[[ PROVIDED RECORDS open ]]

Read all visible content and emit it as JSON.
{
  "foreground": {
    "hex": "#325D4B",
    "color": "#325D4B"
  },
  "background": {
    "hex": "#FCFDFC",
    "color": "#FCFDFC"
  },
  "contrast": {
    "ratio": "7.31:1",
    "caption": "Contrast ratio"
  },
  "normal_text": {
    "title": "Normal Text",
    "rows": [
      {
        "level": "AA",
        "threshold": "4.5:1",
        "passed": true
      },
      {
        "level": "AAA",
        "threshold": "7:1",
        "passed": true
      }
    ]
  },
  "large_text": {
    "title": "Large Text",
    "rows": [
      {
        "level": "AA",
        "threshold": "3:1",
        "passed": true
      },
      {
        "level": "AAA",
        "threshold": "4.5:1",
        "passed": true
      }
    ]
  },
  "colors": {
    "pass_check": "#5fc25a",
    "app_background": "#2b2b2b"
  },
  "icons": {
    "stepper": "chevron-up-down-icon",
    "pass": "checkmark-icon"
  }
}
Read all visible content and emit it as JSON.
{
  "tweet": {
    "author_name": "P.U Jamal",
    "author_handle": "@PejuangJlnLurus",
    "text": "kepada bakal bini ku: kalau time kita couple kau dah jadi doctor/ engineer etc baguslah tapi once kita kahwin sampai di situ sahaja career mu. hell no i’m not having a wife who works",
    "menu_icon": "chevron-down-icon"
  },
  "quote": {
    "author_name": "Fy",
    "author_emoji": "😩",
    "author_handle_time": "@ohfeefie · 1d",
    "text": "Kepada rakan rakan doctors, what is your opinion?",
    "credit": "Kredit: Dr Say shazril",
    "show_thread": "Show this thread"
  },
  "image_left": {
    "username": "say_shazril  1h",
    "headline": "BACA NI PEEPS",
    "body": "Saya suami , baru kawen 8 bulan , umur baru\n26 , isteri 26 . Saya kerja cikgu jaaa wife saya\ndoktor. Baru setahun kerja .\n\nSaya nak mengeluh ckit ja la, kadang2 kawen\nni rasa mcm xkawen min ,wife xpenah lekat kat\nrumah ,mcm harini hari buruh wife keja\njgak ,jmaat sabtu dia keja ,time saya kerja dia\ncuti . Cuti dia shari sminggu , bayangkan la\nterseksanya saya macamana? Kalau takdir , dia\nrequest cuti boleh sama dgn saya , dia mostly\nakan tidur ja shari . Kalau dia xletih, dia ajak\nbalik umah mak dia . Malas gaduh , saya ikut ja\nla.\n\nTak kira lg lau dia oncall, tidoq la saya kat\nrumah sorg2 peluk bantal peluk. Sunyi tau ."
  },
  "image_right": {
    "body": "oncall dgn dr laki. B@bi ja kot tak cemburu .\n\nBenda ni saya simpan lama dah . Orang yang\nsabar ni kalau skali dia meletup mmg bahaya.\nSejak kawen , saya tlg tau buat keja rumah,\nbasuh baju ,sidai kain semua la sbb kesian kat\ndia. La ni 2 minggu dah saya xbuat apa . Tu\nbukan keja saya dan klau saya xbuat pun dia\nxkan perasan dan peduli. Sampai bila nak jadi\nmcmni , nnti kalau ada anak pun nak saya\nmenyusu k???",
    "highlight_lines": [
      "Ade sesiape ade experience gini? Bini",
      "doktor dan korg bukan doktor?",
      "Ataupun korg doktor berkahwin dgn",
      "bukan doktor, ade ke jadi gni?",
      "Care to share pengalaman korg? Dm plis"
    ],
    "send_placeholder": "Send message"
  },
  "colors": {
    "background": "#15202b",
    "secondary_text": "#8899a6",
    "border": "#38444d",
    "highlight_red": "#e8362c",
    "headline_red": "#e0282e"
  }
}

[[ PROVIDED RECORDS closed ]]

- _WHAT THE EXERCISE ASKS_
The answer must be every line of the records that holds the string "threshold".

- _WRITTEN RESPONSE_
        "threshold": "4.5:1",
        "threshold": "7:1",
        "threshold": "3:1",
        "threshold": "4.5:1",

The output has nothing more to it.